REQUIRED WORK - Say how many lines in the material below hold the word "learbuf", and say nothing else.

THE DATA -
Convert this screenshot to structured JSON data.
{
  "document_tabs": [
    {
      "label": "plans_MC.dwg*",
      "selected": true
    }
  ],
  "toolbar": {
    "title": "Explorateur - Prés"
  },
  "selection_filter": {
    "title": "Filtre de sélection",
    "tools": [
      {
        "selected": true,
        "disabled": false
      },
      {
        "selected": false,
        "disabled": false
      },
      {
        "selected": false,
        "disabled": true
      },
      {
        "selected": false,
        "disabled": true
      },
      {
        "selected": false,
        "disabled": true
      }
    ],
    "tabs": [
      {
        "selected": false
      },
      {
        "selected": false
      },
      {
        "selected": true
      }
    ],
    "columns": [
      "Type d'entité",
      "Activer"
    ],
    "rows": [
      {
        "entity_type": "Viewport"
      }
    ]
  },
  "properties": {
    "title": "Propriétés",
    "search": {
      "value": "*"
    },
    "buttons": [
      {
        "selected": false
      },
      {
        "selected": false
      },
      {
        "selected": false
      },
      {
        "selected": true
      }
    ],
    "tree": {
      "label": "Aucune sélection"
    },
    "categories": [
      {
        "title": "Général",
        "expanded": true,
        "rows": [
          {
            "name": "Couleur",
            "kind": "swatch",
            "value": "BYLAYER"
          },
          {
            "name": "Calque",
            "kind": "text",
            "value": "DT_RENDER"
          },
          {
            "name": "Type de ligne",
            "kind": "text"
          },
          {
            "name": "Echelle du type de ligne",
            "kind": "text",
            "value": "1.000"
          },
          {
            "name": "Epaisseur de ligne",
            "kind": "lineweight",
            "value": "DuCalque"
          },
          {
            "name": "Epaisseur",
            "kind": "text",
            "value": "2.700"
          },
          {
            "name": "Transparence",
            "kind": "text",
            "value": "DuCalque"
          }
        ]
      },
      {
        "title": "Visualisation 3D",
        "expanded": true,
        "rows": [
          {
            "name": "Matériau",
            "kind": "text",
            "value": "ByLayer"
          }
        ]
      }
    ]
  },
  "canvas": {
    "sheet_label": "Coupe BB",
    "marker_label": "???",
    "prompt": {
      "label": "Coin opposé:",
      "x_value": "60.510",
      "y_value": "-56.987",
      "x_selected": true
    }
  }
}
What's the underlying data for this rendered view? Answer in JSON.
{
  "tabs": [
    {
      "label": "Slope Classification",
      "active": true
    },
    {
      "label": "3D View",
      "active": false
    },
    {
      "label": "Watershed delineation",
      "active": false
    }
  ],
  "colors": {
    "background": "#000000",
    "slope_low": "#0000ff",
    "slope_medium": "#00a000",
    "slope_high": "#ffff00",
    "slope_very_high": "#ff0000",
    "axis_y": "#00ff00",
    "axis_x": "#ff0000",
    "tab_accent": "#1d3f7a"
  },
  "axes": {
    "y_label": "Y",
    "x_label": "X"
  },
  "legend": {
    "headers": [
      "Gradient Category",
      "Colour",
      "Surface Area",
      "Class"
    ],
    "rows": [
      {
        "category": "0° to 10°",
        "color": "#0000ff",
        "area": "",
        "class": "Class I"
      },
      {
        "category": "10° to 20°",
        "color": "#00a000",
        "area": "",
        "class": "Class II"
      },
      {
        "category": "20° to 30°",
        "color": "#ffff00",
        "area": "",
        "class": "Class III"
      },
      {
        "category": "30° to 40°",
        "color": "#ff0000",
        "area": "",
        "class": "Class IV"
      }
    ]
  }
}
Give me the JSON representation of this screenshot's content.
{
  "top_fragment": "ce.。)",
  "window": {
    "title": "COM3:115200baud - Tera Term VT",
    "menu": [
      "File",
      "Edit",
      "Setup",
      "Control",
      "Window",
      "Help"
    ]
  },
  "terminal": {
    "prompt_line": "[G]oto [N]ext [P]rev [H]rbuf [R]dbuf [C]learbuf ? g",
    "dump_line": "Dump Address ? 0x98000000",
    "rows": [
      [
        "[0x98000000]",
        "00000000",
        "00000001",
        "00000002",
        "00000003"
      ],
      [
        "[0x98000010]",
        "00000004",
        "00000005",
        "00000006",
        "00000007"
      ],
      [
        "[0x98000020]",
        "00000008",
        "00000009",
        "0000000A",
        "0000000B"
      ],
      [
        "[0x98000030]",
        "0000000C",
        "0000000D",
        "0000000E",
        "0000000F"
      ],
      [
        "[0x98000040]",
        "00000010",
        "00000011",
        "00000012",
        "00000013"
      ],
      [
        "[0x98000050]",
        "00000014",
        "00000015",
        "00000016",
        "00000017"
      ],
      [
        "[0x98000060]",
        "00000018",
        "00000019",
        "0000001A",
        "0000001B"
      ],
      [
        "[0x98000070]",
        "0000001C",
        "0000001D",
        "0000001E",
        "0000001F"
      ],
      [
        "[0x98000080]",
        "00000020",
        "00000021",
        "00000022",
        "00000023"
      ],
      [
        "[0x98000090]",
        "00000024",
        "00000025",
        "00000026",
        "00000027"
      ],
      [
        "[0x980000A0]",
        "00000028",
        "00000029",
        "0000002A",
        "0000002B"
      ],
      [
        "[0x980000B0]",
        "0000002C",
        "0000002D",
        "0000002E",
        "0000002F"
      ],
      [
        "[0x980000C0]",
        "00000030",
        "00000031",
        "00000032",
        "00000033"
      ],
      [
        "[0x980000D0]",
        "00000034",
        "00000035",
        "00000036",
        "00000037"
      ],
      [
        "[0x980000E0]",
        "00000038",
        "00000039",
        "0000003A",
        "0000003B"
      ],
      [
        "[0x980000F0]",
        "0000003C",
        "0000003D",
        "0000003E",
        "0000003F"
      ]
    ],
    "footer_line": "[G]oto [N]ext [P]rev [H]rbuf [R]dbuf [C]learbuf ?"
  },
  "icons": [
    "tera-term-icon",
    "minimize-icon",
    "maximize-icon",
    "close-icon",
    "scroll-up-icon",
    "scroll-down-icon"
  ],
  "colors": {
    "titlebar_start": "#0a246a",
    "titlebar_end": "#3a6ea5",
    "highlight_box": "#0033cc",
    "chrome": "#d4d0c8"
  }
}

OUTPUT BELOW - 2